[Stored items]
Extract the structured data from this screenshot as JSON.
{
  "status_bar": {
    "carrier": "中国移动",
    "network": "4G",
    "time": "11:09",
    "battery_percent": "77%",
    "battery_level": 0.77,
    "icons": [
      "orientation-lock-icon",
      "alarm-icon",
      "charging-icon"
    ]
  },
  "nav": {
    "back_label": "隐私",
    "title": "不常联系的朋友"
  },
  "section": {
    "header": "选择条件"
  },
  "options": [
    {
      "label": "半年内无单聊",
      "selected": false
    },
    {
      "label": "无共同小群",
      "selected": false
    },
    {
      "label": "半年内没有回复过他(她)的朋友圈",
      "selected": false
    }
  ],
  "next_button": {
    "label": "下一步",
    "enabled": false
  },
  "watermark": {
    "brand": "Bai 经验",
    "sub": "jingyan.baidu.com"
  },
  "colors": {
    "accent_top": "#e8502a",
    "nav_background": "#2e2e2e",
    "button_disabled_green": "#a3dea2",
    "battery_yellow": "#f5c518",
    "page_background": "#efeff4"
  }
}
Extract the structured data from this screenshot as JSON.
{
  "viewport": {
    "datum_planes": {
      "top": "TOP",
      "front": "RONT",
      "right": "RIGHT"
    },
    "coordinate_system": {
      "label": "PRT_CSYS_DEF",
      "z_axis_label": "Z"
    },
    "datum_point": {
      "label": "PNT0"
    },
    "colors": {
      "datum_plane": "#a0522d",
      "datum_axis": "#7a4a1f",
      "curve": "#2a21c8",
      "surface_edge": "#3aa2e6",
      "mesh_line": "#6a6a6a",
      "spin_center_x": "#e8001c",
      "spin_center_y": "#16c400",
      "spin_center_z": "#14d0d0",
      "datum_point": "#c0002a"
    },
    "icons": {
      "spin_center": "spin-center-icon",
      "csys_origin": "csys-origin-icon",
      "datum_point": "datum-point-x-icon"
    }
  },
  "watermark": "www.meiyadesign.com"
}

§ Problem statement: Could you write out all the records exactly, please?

§ Answer for the task:
Extract the structured data from this screenshot as JSON.
{
  "status_bar": {
    "carrier": "中国移动",
    "network": "4G",
    "time": "11:09",
    "battery_percent": "77%",
    "battery_level": 0.77,
    "icons": [
      "orientation-lock-icon",
      "alarm-icon",
      "charging-icon"
    ]
  },
  "nav": {
    "back_label": "隐私",
    "title": "不常联系的朋友"
  },
  "section": {
    "header": "选择条件"
  },
  "options": [
    {
      "label": "半年内无单聊",
      "selected": false
    },
    {
      "label": "无共同小群",
      "selected": false
    },
    {
      "label": "半年内没有回复过他(她)的朋友圈",
      "selected": false
    }
  ],
  "next_button": {
    "label": "下一步",
    "enabled": false
  },
  "watermark": {
    "brand": "Bai 经验",
    "sub": "jingyan.baidu.com"
  },
  "colors": {
    "accent_top": "#e8502a",
    "nav_background": "#2e2e2e",
    "button_disabled_green": "#a3dea2",
    "battery_yellow": "#f5c518",
    "page_background": "#efeff4"
  }
}
Extract the structured data from this screenshot as JSON.
{
  "viewport": {
    "datum_planes": {
      "top": "TOP",
      "front": "RONT",
      "right": "RIGHT"
    },
    "coordinate_system": {
      "label": "PRT_CSYS_DEF",
      "z_axis_label": "Z"
    },
    "datum_point": {
      "label": "PNT0"
    },
    "colors": {
      "datum_plane": "#a0522d",
      "datum_axis": "#7a4a1f",
      "curve": "#2a21c8",
      "surface_edge": "#3aa2e6",
      "mesh_line": "#6a6a6a",
      "spin_center_x": "#e8001c",
      "spin_center_y": "#16c400",
      "spin_center_z": "#14d0d0",
      "datum_point": "#c0002a"
    },
    "icons": {
      "spin_center": "spin-center-icon",
      "csys_origin": "csys-origin-icon",
      "datum_point": "datum-point-x-icon"
    }
  },
  "watermark": "www.meiyadesign.com"
}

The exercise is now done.